Guil. Forgive the fondness of my longing soul, That melts with tenderness, and leans toward thee: “ Tho' the imperious, dreadful voice of fate " Summon her hence, and warn her from the world.” But if to see thy Guilford give thee pain, Wou'd I had died, and never more beheld thee: “ Tho' my lamenting discontented ghost “ Had wander'd forth unbless’d by those dear eyes, " And wail'd thy loss in death's eternal shades."
L. 7. Gray. My heart had ended ev'ry earthly care, And offer'd up its pray’rs for thee and England, “ And fix'd its hopes upon a rock unfailing;" While all the little bus'ness that remain'd, Was but to pass the forms of death and constancy, And leave a life become indifferent to me. But thou hast waken’d other thoughts within me; Thy sight, my dearest husband and my lord, Strikes on the tender strings of love and nature : My vanquish'd passions rise again, and tell me, 'Tis more, far more than death to part from thee.
Enter PemBROKE. Pem. Oh, let me fly, bear me, thou swift impatience, And lodge me in my faithful Guilford's arms!
[Embracing That I may snatch thee from the greedy grave, That I may warm his gentle heart with joy, And talk to him of life, of life and pardon.
Guil. What means my dearest Pembroke?
Pem. Oh, my speech Is choak'd with words that crowd to tell my tidings ! But I have sav'd thee-and-Oh, joy unutterable ! The queen, my gracious, my forgiving mistress, Has given not only thee to my request, But she, she too, in whom alone thou liv'st, The partner of thy heart, thy love is safe. Guil.
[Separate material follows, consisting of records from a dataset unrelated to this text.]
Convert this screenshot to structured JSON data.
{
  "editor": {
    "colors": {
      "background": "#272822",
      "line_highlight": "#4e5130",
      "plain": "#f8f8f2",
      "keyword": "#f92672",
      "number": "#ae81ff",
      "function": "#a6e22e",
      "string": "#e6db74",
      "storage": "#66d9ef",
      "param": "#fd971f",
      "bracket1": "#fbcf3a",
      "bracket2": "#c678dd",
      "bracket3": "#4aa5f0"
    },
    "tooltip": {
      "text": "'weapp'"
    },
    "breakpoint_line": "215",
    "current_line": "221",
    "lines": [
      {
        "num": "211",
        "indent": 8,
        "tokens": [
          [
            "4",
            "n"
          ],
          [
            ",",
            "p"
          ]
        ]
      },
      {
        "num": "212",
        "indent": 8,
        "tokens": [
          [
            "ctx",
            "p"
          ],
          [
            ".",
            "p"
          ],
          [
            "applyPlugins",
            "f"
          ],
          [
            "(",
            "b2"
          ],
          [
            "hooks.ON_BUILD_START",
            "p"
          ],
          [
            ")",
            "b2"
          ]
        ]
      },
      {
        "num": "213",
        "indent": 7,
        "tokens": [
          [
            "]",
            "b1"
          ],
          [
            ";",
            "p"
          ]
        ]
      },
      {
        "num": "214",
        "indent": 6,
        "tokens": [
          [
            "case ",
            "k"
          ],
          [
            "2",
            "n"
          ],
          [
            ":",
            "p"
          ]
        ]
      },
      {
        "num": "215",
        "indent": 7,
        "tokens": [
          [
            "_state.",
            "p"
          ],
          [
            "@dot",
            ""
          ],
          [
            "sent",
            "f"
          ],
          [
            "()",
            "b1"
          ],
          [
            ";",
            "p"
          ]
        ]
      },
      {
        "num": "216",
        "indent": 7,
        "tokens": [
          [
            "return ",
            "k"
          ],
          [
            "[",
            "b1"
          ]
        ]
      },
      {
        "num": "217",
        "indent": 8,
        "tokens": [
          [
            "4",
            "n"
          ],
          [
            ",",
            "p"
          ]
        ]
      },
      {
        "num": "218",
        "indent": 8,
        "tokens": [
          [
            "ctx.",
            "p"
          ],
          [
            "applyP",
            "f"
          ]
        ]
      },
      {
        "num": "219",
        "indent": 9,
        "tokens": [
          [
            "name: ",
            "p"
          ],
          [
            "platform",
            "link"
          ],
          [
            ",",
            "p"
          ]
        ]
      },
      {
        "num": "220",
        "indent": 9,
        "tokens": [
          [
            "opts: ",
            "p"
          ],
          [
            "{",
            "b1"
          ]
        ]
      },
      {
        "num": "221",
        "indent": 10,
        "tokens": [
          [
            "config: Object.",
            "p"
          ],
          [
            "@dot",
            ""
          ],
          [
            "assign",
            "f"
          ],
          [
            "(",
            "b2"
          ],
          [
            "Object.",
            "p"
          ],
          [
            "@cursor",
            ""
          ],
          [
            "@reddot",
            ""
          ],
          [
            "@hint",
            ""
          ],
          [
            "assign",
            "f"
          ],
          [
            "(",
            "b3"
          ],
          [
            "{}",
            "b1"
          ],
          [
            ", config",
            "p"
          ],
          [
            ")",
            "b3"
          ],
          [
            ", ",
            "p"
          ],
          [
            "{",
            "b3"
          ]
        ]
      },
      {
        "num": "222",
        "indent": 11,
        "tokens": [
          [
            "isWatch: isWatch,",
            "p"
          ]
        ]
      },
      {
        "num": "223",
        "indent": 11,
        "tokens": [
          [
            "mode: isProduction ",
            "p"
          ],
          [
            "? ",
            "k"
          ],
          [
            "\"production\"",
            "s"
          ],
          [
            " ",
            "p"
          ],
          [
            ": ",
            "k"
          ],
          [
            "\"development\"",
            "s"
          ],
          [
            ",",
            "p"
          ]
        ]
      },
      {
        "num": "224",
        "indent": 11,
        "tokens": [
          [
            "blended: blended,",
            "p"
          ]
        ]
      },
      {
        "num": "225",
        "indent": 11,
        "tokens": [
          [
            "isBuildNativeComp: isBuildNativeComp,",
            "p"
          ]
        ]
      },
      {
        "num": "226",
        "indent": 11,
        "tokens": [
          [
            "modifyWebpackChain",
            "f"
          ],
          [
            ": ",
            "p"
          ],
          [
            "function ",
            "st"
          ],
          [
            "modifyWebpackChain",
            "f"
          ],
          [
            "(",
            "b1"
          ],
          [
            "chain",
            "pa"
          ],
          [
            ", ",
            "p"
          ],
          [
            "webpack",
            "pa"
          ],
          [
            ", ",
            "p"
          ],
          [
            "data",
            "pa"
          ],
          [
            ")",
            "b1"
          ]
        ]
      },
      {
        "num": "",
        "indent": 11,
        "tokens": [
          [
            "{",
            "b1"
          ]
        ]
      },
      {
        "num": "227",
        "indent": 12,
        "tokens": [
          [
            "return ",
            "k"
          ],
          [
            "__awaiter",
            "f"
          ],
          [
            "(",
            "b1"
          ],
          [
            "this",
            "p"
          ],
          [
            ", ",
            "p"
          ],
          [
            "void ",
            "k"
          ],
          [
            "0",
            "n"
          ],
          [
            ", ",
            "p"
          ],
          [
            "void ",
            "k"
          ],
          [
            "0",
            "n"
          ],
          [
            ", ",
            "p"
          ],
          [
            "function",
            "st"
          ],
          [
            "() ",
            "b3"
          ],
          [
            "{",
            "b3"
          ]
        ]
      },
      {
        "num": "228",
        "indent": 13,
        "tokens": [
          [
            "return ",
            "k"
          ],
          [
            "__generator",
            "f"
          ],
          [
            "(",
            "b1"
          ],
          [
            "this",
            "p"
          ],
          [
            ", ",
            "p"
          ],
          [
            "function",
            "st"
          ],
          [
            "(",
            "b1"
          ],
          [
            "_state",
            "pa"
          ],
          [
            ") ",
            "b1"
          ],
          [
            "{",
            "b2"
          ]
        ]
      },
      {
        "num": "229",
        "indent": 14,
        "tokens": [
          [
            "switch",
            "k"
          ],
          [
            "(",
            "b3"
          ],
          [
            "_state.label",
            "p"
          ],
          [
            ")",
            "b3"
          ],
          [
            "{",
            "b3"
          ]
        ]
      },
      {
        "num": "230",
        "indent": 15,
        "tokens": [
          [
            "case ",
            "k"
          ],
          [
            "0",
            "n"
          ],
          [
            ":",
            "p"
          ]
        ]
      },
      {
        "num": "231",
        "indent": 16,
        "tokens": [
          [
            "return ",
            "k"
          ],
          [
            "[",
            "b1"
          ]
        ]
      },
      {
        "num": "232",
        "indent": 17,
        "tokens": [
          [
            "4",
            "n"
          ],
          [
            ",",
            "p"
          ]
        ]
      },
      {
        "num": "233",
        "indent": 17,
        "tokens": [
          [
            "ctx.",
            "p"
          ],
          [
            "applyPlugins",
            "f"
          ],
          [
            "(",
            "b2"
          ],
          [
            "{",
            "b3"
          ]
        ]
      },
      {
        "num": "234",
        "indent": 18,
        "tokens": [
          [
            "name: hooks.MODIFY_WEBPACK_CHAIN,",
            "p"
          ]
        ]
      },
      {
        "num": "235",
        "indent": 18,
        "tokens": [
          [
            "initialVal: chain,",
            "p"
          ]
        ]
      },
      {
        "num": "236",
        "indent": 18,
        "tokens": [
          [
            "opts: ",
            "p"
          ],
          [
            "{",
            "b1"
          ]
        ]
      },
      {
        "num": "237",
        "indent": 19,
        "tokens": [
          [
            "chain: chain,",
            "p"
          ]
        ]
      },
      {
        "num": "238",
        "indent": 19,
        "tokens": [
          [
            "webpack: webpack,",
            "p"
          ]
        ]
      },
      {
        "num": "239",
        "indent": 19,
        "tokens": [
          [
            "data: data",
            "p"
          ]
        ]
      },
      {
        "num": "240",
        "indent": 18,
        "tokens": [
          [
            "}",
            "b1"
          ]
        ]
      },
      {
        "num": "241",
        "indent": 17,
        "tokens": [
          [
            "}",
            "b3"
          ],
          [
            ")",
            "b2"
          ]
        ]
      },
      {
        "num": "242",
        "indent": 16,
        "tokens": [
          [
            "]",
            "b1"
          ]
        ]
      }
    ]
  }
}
Millions of blessings wait her!-Has she-tell
Pem. Both, both are pardon'd.
amends For all I've done against her-Thou fair excellence,
[ Kneeling. Canst thou forgive the hostile hand that arm'd Against thy cause, and robb'd thee of a crown? L. 7. Gray. Oh, rise, my lord, and let me take your
posture. Life and the world are hardly worth my care,
But you have reconcil'd me to 'em both ;
Pem. To me! forbid it goodness! if I live,
Enter Lieutenant of the Tower.
Enter GARDINER, and Attendants.
Pem. Ha! Winchester!
Gar. The queen, whose days be many,